Diversifying New Hampshire


New Hampshire, Vermont, and Maine are so white that if a map of the United States were colored according to the skin pigmentation of its residents, Northern New England would look like a snow-covered peak. We could go as a ghost for Halloween without even dressing up. And that’s a potential problem.

Some New Hampshire business and civic leaders recently held a conference to discuss ways to make the state more diverse. This drew nationwide media coverage, including a story in The New York Times. And a lot of shouting. When it comes to anything that touches on race, people really like to shout.

Some of the hostile reactions were knee-jerk racism. Others were labeled racist unfairly. (NHPR summarizes many of the responses here.)

We suspect that had the forum been purely a community or business effort, it would have been little noticed. But once the state gets involved in a cultural initiative, residents have a sense of ownership over it. Government involvement instantly politicizes anything.

People hear that the state is pursuing a diversity initiative, and they read into that all kinds of things. First, they hear the word “race” instead of “diversity.” That’s because the left has conditioned people to think of the latter as a code word for the former.

And because “diversity” has become a political buzzword of the left, it would be easy to assume that the end result, if not the goal, of a diversity initiative would be to make New Hampshire more politically liberal by recruiting people who have a tendency to vote for liberal politicians.

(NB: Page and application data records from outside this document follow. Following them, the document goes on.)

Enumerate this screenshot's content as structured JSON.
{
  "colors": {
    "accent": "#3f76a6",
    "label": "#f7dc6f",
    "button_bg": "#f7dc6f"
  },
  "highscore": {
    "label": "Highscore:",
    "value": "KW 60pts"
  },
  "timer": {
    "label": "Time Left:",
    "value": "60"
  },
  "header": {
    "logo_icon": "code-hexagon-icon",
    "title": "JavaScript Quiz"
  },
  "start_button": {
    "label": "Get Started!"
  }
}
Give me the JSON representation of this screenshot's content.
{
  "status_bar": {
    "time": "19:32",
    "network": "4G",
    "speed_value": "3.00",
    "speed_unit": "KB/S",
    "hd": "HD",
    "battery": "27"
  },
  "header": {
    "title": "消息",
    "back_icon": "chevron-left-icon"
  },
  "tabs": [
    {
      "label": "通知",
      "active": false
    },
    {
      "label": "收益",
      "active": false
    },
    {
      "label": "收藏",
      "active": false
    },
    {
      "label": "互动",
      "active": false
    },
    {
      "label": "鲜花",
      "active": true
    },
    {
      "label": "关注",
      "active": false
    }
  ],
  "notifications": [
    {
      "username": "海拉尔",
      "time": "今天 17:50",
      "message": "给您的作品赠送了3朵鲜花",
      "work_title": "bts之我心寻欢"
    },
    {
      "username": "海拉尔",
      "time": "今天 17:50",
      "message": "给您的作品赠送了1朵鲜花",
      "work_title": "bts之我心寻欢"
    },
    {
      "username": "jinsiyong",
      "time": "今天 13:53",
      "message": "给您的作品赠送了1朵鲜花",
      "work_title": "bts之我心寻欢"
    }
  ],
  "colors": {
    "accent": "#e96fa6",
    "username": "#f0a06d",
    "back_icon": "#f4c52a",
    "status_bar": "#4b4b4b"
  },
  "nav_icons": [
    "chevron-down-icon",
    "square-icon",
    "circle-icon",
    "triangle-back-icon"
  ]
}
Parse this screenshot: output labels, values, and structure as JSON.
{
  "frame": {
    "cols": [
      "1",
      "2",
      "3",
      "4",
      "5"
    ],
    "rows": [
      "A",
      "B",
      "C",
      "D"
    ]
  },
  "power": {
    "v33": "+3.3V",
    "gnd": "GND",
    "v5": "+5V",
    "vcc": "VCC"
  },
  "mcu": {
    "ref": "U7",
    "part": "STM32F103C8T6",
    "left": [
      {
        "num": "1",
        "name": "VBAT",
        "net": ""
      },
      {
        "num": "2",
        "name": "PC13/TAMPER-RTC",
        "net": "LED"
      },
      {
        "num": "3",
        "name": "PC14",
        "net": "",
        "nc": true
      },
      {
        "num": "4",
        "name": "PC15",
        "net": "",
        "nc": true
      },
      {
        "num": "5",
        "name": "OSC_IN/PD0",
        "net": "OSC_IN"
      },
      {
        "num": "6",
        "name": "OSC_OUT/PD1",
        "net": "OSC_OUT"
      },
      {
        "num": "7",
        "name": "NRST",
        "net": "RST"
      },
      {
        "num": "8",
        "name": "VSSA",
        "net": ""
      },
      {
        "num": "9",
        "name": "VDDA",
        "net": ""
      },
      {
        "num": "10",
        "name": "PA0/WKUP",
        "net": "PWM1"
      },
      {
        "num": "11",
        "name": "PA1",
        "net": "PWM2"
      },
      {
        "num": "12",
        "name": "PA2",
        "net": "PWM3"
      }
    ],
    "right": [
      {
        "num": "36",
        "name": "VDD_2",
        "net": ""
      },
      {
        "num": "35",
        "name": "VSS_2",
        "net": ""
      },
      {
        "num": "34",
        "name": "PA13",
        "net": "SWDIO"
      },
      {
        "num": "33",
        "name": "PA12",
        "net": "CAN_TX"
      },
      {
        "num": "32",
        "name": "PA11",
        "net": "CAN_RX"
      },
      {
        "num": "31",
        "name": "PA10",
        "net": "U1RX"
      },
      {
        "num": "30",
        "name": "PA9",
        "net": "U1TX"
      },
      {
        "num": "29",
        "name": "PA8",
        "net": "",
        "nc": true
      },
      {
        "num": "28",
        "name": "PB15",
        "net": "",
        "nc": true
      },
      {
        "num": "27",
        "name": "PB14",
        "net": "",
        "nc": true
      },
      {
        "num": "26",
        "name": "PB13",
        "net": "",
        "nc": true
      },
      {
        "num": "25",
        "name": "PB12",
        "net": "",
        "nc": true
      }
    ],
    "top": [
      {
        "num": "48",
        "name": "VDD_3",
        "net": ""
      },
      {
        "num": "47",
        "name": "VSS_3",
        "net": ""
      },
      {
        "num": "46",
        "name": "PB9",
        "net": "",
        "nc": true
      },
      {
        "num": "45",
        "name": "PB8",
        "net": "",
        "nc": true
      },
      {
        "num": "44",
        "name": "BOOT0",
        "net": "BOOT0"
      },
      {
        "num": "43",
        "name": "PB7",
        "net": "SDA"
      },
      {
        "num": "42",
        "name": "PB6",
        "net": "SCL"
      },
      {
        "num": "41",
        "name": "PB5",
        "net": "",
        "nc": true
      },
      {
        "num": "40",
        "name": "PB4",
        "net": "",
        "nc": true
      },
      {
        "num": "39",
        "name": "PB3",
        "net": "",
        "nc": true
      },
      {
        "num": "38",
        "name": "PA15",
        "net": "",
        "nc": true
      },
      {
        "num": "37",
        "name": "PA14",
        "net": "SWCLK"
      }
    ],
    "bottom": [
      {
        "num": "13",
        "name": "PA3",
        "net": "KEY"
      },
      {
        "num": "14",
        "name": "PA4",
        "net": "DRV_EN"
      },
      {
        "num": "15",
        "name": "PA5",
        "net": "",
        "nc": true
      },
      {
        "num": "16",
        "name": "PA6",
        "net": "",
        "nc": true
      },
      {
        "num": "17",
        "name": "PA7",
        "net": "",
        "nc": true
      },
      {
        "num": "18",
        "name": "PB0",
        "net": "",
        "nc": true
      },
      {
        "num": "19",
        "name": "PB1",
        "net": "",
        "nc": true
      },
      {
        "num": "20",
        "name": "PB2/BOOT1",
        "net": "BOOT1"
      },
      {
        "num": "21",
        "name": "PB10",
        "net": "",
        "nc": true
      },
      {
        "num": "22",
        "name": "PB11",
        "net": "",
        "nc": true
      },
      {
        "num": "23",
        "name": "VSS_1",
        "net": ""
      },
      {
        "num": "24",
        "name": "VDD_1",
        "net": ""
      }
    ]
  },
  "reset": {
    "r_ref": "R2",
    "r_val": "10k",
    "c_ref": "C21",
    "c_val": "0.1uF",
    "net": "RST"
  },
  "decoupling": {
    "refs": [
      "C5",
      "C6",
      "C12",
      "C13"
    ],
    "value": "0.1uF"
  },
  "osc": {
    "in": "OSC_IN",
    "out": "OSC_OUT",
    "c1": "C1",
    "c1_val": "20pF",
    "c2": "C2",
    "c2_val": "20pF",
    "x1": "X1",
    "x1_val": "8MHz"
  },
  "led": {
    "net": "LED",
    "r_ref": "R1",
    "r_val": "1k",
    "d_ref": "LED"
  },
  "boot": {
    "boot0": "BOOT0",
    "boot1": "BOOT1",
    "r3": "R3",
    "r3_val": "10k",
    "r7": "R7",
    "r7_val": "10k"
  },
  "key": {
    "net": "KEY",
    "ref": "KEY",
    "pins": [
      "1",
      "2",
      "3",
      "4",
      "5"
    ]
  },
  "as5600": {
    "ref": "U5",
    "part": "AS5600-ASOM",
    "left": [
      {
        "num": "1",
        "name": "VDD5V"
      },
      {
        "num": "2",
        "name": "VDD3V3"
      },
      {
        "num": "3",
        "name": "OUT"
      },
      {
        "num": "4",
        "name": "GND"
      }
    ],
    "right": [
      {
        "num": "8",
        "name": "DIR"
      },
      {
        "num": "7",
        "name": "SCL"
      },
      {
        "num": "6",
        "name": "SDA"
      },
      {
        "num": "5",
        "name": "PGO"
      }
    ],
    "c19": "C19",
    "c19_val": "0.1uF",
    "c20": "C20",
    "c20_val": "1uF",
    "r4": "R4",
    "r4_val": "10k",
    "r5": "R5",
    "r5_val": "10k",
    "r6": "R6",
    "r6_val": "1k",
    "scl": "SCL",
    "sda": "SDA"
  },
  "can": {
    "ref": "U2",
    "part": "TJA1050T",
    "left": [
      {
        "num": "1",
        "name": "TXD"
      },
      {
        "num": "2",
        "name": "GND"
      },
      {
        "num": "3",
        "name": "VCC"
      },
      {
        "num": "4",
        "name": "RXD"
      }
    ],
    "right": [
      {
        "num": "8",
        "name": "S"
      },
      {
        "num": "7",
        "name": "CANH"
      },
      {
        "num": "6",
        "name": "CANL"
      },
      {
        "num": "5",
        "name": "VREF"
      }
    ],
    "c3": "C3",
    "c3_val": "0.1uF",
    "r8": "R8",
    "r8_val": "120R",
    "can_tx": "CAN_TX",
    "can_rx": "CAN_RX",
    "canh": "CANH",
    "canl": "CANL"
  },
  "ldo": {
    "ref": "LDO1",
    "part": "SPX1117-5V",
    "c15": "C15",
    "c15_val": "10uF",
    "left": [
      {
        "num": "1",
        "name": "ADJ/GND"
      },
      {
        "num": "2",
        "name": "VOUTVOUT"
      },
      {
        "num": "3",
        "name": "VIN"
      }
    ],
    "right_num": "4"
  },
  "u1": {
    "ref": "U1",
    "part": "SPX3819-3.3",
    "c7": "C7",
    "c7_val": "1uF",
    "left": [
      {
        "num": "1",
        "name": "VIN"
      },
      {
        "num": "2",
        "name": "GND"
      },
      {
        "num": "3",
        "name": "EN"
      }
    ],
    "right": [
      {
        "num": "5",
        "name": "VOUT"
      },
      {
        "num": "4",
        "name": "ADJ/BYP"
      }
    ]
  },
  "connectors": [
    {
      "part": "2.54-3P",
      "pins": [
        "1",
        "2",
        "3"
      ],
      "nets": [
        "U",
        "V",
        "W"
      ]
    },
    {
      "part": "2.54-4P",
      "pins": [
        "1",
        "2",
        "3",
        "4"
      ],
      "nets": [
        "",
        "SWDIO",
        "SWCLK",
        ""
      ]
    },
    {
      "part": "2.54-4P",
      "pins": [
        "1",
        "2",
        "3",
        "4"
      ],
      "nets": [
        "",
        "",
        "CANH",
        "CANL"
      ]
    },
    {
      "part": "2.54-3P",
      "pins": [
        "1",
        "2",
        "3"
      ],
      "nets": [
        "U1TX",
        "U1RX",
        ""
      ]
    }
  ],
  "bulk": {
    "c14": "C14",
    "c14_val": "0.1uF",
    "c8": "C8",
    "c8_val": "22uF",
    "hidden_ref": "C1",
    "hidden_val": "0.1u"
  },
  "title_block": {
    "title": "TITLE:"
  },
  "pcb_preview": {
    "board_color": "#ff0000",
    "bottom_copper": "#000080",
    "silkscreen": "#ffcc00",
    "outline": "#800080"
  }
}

Diversity also implies cultural changes, and that always generates concern that community values will be shifted.

But the message from the forum that generated all the yelling and name calling was decidedly uncontroversial. It’s a message New Hampshire has to take seriously because the state’s future depends on dealing with diversity, broadly defined.

New Hampshire’s economic growth is probably at a turning point. Our tax policy has given us the foundation for having a great economy, but our workforce shortage is threatening our economic future. Simply put, we don’t have enough people.

(People bring not just bodies, but ideas.)

As this newsletter has pointed out before, New Hampshire’s economic growth has for decades been driven not just by low taxes, but by in-migration fueled by those low taxes. That in-migration has slowed, and that’s a huge problem.

Our population is older, our young people prefer to spend early adulthood in more urban areas with higher concentrations of young adults. This is a universal human tendency.

To grow, we need new immigrants. As the nation’s population becomes less white, New Hampshire’s whiteness becomes a potential economic problem. If the state is seen as unwelcoming to non-white Americans, a shrinking percentage of the U.S. population will be interested in moving here.

New Hampshire is not “too white” in any abstract sense. There is no perfect racial or ethnic ratio by which government can judge a state’s population. But the fact that our state is remote, rural, and largely ethnically homogeneous does pose economic challenges.

The term “diversity” has been used for so long as a political weapon that many of us lose sight of its broader meaning. The historical truth is that places that are more open to people from different cultural backgrounds are places that enjoy greater prosperity and create more complex and vibrant cultures of their own.

Great civilizations grow from trade. But it’s not just the economic aspect of trade that benefits a city, state or nation. The exchange of ideas and cultures that comes from a mixing of diverse peoples stimulates new ideas and enterprises. It essentially incubates entrepreneurship and innovation.

This is why remote, mountainous regions of the world are generally less economically prosperous than port cities and communities built at the intersections of trade routes. It’s not just that it’s harder for wagons or ships or trucks to reach those places. It’s that they don’t get to drink from the cultural stew created in the melting pot coastal cities and crossroad communities.

It turns out that diversity itself is a driver of prosperity and growth.

Granite Staters can and should discuss (or shout about) the proper role of the state in pursuing “diversity,” however we choose to define that word. There’s a case to be made that the state shouldn’t try to manage the racial or ethnic makeup of its people in any way because even taking a few small steps down that path is dangerous.

But that doesn’t mean that Granite Staters shouldn’t be concerned about the perception other people have of our great state, and their willingness to move here. Just as New Hampshire’s economy depends on tourism, its economic future depends on the intellectual, cultural and economic exchanges that will or will not take place here in the years to come. Generally speaking, our economic future will be stronger if the people who participate in those exchanges come from a broadly diverse set of backgrounds.